Finance Minister Tito Mboweni began his first budget speech by quoting Charles Dickens. “It was the best of times, it was the worst of times. It was the age of wisdom, it was the age of foolishness,” he said.
“So too is the present time. As a country, we stand at a crossroads. We can choose a path of hope; or a path of despair. We can go directly to heaven, or as Dickens so politely puts it, we can go the other way,” Mboweni continued.
“As a country, we stand at a crossroads. We can choose a path of hope; or a path of despair. For ordinary South Africans, it has become a difficult time. Administered prices, such as electricity and fuel, have risen,” he added.
Our newest finance minister then said: “Under the leadership of our president, and much like the central character in A Tale of Two Cities, we have, as a country, chosen the difficult path of redemption.” This is what Mboweni believes our redemption will entail:
What the numbers reveal
- Economic growth revised downwards from 1.5% to 0.7% for 2018
- Consolidated budget deficit for 2018/19 revised to 4% of GDP (from 3.6%)
- After rising to 4.2% of GDP in 2019/20, it is expected to stabilise at 4% in outer years
- Gross debt to stabilise at 59.6% of GDP in 2023/24 (Feb Budget projection was 56.2% of GDP in 2021/22)
- Tax revenue for 2018/19 projected to fall R27.4 billion short of February estimate due to VAT refund backlog, underestimation of refunds and slower corporate income tax collections
- Expenditure ceiling to be maintained and set to grow at 1.5% in 2021/22
- No increases in personal income or corporates income tax rates or VAT expected, but personal income tax brackets, levies and excise duties to be adjusted for inflation
- White bread flour, cake flour and sanitary pads to be zero-rated from April 1, 2019 at an estimated cost of R1.2 billion
- Reforms under way at Sars to regularise VAT refund payments and rebuild capacity (reprioritisation of R1.4 billion of budget)
- Implementation of carbon tax postponed from January 1 to June 1, 2019
- Public service wage agreement exceeds budgeted baselines by R30.2 billion over medium term. No additional money allocated, national and provincial departments to absorb costs within compensation baselines.
- Around 85% of increase in wage bill due to higher wages, rather than higher head count
- SAA to receive R5 billion through special appropriation bill to settle debt redeeming between now and March 2019. This will help prevent call on airline’s outstanding government-debt of R16.4 billion.
- SA Post Office receives R2.9 billion to reduce debt levels.
- Sanral receives R5.8 billion to compensate for non-payment of e-tolls, of which R3 billion is an additional allocation
- Reprioritisation of R350 million to recruit more than 2 000 health professionals into public health facilities
- Minister says reconfiguration of SOEs required; parties should be “open-minded” and consider equity partner or close of certain business activities in SAA stable
- New way of thinking required regarding public sector wage bill.
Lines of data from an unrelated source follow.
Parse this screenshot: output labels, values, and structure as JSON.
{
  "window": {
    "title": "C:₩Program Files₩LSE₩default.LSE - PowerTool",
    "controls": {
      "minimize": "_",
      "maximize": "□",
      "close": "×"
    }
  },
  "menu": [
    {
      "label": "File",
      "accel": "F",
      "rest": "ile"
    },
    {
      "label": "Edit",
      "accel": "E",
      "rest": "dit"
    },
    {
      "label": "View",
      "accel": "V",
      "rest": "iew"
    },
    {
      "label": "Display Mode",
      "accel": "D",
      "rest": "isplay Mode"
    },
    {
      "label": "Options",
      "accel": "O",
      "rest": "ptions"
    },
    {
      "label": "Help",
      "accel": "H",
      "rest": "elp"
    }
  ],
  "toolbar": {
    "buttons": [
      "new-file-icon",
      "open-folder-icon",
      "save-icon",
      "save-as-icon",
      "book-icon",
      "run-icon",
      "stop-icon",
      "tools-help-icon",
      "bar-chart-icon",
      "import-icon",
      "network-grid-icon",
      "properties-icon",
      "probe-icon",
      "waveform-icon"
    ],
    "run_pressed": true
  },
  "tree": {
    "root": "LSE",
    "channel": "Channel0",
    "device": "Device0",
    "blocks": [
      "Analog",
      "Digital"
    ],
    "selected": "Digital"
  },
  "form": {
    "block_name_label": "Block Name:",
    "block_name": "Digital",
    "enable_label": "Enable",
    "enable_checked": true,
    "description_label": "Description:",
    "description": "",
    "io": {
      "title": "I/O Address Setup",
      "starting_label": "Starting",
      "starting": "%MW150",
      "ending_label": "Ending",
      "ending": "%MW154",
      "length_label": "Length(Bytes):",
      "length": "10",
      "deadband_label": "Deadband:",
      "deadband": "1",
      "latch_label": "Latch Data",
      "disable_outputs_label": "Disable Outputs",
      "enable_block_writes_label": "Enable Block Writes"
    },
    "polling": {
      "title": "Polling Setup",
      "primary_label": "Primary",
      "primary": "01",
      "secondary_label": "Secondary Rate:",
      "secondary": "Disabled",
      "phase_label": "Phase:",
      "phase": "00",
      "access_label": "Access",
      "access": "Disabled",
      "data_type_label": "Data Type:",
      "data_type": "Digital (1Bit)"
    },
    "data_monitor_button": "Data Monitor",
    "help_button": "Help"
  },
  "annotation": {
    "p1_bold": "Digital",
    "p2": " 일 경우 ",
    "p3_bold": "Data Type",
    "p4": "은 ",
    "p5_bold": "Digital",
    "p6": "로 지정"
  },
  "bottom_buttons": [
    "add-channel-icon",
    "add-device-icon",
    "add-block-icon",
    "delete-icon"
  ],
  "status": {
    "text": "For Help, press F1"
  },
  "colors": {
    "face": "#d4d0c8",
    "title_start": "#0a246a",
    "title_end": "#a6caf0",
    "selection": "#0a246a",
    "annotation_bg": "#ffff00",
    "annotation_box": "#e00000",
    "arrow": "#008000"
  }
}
Represents about 36% of budget, “sweet spot” is below 30%; public officials must also show restraint
- Size of cabinet the prerogative of president, but should preferably not be more than 25, probably 20
- Beneficial to involve private partners in health sector
- Stabilisation of gross debt to GDP ratio close to 60% not a good development, “sweet spot” is below 50%
Ingé Lamprecht / Moneyweb / The Citizen